YOUR GOAL> Make an exact copy of all the entries shown below.

[Stored entries]
▬▬▬▬▬▬▬▬▬▬
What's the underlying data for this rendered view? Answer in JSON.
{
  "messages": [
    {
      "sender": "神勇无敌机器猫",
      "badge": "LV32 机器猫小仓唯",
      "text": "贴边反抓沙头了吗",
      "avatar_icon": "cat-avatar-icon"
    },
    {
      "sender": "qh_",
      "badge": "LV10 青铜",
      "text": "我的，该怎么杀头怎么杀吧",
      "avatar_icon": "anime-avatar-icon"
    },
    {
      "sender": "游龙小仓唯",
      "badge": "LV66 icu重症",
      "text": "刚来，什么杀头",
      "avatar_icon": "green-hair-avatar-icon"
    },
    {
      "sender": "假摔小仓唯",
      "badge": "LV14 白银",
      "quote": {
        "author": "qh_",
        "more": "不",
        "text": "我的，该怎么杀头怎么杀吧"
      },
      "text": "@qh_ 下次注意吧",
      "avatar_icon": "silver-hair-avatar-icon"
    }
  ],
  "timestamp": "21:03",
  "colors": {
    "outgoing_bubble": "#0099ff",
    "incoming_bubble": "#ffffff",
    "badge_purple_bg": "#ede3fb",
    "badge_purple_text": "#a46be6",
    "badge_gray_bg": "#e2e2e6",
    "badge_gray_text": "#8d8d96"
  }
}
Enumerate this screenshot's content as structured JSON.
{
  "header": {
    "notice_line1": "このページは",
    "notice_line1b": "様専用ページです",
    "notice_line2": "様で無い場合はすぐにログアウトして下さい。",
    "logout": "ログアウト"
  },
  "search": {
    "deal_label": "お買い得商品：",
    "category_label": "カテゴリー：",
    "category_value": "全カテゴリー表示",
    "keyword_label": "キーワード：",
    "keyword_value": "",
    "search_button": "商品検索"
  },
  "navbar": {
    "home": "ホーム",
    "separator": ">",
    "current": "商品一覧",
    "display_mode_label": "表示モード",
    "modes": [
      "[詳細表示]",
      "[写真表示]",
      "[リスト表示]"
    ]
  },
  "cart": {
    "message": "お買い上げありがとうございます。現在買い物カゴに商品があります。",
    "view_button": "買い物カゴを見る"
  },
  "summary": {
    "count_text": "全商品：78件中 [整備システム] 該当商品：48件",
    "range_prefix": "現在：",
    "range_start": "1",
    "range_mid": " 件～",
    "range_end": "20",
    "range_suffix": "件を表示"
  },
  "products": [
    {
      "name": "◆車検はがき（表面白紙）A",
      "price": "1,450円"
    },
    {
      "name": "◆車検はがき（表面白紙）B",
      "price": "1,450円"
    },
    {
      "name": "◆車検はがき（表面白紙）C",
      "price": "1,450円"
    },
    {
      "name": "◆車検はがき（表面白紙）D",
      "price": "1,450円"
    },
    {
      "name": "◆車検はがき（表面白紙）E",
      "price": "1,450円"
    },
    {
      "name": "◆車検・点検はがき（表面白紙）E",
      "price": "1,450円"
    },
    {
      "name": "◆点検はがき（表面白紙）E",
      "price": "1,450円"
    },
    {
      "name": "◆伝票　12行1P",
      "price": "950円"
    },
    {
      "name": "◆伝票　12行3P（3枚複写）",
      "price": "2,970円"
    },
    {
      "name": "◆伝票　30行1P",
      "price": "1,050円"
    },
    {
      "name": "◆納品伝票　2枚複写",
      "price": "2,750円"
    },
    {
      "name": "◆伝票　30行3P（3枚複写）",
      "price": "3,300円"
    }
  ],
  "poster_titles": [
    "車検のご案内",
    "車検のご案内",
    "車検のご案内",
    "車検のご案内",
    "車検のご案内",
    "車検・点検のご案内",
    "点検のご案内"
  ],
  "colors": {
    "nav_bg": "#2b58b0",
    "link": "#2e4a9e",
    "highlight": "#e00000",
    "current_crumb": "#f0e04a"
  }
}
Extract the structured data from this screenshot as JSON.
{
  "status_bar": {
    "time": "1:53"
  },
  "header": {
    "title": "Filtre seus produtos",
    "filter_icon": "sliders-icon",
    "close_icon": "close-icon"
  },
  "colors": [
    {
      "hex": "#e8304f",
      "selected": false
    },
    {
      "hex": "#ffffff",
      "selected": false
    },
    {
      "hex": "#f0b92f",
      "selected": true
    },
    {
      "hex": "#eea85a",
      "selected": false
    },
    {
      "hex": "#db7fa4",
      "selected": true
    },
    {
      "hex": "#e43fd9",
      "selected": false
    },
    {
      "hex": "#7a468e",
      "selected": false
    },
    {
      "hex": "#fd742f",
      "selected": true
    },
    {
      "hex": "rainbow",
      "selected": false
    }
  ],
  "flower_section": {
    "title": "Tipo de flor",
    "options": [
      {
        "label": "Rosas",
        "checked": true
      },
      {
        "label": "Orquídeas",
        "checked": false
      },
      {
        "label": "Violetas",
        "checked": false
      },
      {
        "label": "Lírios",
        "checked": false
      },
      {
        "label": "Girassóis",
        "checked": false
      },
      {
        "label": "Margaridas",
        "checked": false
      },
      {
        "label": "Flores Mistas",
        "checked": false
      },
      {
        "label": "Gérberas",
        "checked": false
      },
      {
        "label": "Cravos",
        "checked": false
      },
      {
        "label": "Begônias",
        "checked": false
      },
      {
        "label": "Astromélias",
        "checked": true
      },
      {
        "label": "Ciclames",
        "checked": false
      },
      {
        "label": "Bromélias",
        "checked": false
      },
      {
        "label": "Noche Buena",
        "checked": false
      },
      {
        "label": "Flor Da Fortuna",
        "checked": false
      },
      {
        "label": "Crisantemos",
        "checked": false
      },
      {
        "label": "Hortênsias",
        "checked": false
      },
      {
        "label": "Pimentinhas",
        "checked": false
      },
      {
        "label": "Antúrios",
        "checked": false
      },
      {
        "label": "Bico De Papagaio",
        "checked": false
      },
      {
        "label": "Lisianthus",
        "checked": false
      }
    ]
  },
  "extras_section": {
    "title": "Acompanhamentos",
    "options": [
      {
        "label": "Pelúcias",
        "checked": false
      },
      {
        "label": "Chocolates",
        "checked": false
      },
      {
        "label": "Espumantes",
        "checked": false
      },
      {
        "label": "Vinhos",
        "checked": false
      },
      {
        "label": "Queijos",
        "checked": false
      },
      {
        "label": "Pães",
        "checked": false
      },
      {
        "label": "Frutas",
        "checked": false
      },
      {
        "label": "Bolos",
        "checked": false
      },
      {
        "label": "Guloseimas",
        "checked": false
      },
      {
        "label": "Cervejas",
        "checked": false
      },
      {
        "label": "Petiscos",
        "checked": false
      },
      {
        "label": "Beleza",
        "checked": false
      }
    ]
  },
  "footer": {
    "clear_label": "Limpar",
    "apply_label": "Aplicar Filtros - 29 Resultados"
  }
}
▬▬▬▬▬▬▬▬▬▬
RESPONSE FOR THIS EXERCISE>
What's the underlying data for this rendered view? Answer in JSON.
{
  "messages": [
    {
      "sender": "神勇无敌机器猫",
      "badge": "LV32 机器猫小仓唯",
      "text": "贴边反抓沙头了吗",
      "avatar_icon": "cat-avatar-icon"
    },
    {
      "sender": "qh_",
      "badge": "LV10 青铜",
      "text": "我的，该怎么杀头怎么杀吧",
      "avatar_icon": "anime-avatar-icon"
    },
    {
      "sender": "游龙小仓唯",
      "badge": "LV66 icu重症",
      "text": "刚来，什么杀头",
      "avatar_icon": "green-hair-avatar-icon"
    },
    {
      "sender": "假摔小仓唯",
      "badge": "LV14 白银",
      "quote": {
        "author": "qh_",
        "more": "不",
        "text": "我的，该怎么杀头怎么杀吧"
      },
      "text": "@qh_ 下次注意吧",
      "avatar_icon": "silver-hair-avatar-icon"
    }
  ],
  "timestamp": "21:03",
  "colors": {
    "outgoing_bubble": "#0099ff",
    "incoming_bubble": "#ffffff",
    "badge_purple_bg": "#ede3fb",
    "badge_purple_text": "#a46be6",
    "badge_gray_bg": "#e2e2e6",
    "badge_gray_text": "#8d8d96"
  }
}
Enumerate this screenshot's content as structured JSON.
{
  "header": {
    "notice_line1": "このページは",
    "notice_line1b": "様専用ページです",
    "notice_line2": "様で無い場合はすぐにログアウトして下さい。",
    "logout": "ログアウト"
  },
  "search": {
    "deal_label": "お買い得商品：",
    "category_label": "カテゴリー：",
    "category_value": "全カテゴリー表示",
    "keyword_label": "キーワード：",
    "keyword_value": "",
    "search_button": "商品検索"
  },
  "navbar": {
    "home": "ホーム",
    "separator": ">",
    "current": "商品一覧",
    "display_mode_label": "表示モード",
    "modes": [
      "[詳細表示]",
      "[写真表示]",
      "[リスト表示]"
    ]
  },
  "cart": {
    "message": "お買い上げありがとうございます。現在買い物カゴに商品があります。",
    "view_button": "買い物カゴを見る"
  },
  "summary": {
    "count_text": "全商品：78件中 [整備システム] 該当商品：48件",
    "range_prefix": "現在：",
    "range_start": "1",
    "range_mid": " 件～",
    "range_end": "20",
    "range_suffix": "件を表示"
  },
  "products": [
    {
      "name": "◆車検はがき（表面白紙）A",
      "price": "1,450円"
    },
    {
      "name": "◆車検はがき（表面白紙）B",
      "price": "1,450円"
    },
    {
      "name": "◆車検はがき（表面白紙）C",
      "price": "1,450円"
    },
    {
      "name": "◆車検はがき（表面白紙）D",
      "price": "1,450円"
    },
    {
      "name": "◆車検はがき（表面白紙）E",
      "price": "1,450円"
    },
    {
      "name": "◆車検・点検はがき（表面白紙）E",
      "price": "1,450円"
    },
    {
      "name": "◆点検はがき（表面白紙）E",
      "price": "1,450円"
    },
    {
      "name": "◆伝票　12行1P",
      "price": "950円"
    },
    {
      "name": "◆伝票　12行3P（3枚複写）",
      "price": "2,970円"
    },
    {
      "name": "◆伝票　30行1P",
      "price": "1,050円"
    },
    {
      "name": "◆納品伝票　2枚複写",
      "price": "2,750円"
    },
    {
      "name": "◆伝票　30行3P（3枚複写）",
      "price": "3,300円"
    }
  ],
  "poster_titles": [
    "車検のご案内",
    "車検のご案内",
    "車検のご案内",
    "車検のご案内",
    "車検のご案内",
    "車検・点検のご案内",
    "点検のご案内"
  ],
  "colors": {
    "nav_bg": "#2b58b0",
    "link": "#2e4a9e",
    "highlight": "#e00000",
    "current_crumb": "#f0e04a"
  }
}
Extract the structured data from this screenshot as JSON.
{
  "status_bar": {
    "time": "1:53"
  },
  "header": {
    "title": "Filtre seus produtos",
    "filter_icon": "sliders-icon",
    "close_icon": "close-icon"
  },
  "colors": [
    {
      "hex": "#e8304f",
      "selected": false
    },
    {
      "hex": "#ffffff",
      "selected": false
    },
    {
      "hex": "#f0b92f",
      "selected": true
    },
    {
      "hex": "#eea85a",
      "selected": false
    },
    {
      "hex": "#db7fa4",
      "selected": true
    },
    {
      "hex": "#e43fd9",
      "selected": false
    },
    {
      "hex": "#7a468e",
      "selected": false
    },
    {
      "hex": "#fd742f",
      "selected": true
    },
    {
      "hex": "rainbow",
      "selected": false
    }
  ],
  "flower_section": {
    "title": "Tipo de flor",
    "options": [
      {
        "label": "Rosas",
        "checked": true
      },
      {
        "label": "Orquídeas",
        "checked": false
      },
      {
        "label": "Violetas",
        "checked": false
      },
      {
        "label": "Lírios",
        "checked": false
      },
      {
        "label": "Girassóis",
        "checked": false
      },
      {
        "label": "Margaridas",
        "checked": false
      },
      {
        "label": "Flores Mistas",
        "checked": false
      },
      {
        "label": "Gérberas",
        "checked": false
      },
      {
        "label": "Cravos",
        "checked": false
      },
      {
        "label": "Begônias",
        "checked": false
      },
      {
        "label": "Astromélias",
        "checked": true
      },
      {
        "label": "Ciclames",
        "checked": false
      },
      {
        "label": "Bromélias",
        "checked": false
      },
      {
        "label": "Noche Buena",
        "checked": false
      },
      {
        "label": "Flor Da Fortuna",
        "checked": false
      },
      {
        "label": "Crisantemos",
        "checked": false
      },
      {
        "label": "Hortênsias",
        "checked": false
      },
      {
        "label": "Pimentinhas",
        "checked": false
      },
      {
        "label": "Antúrios",
        "checked": false
      },
      {
        "label": "Bico De Papagaio",
        "checked": false
      },
      {
        "label": "Lisianthus",
        "checked": false
      }
    ]
  },
  "extras_section": {
    "title": "Acompanhamentos",
    "options": [
      {
        "label": "Pelúcias",
        "checked": false
      },
      {
        "label": "Chocolates",
        "checked": false
      },
      {
        "label": "Espumantes",
        "checked": false
      },
      {
        "label": "Vinhos",
        "checked": false
      },
      {
        "label": "Queijos",
        "checked": false
      },
      {
        "label": "Pães",
        "checked": false
      },
      {
        "label": "Frutas",
        "checked": false
      },
      {
        "label": "Bolos",
        "checked": false
      },
      {
        "label": "Guloseimas",
        "checked": false
      },
      {
        "label": "Cervejas",
        "checked": false
      },
      {
        "label": "Petiscos",
        "checked": false
      },
      {
        "label": "Beleza",
        "checked": false
      }
    ]
  },
  "footer": {
    "clear_label": "Limpar",
    "apply_label": "Aplicar Filtros - 29 Resultados"
  }
}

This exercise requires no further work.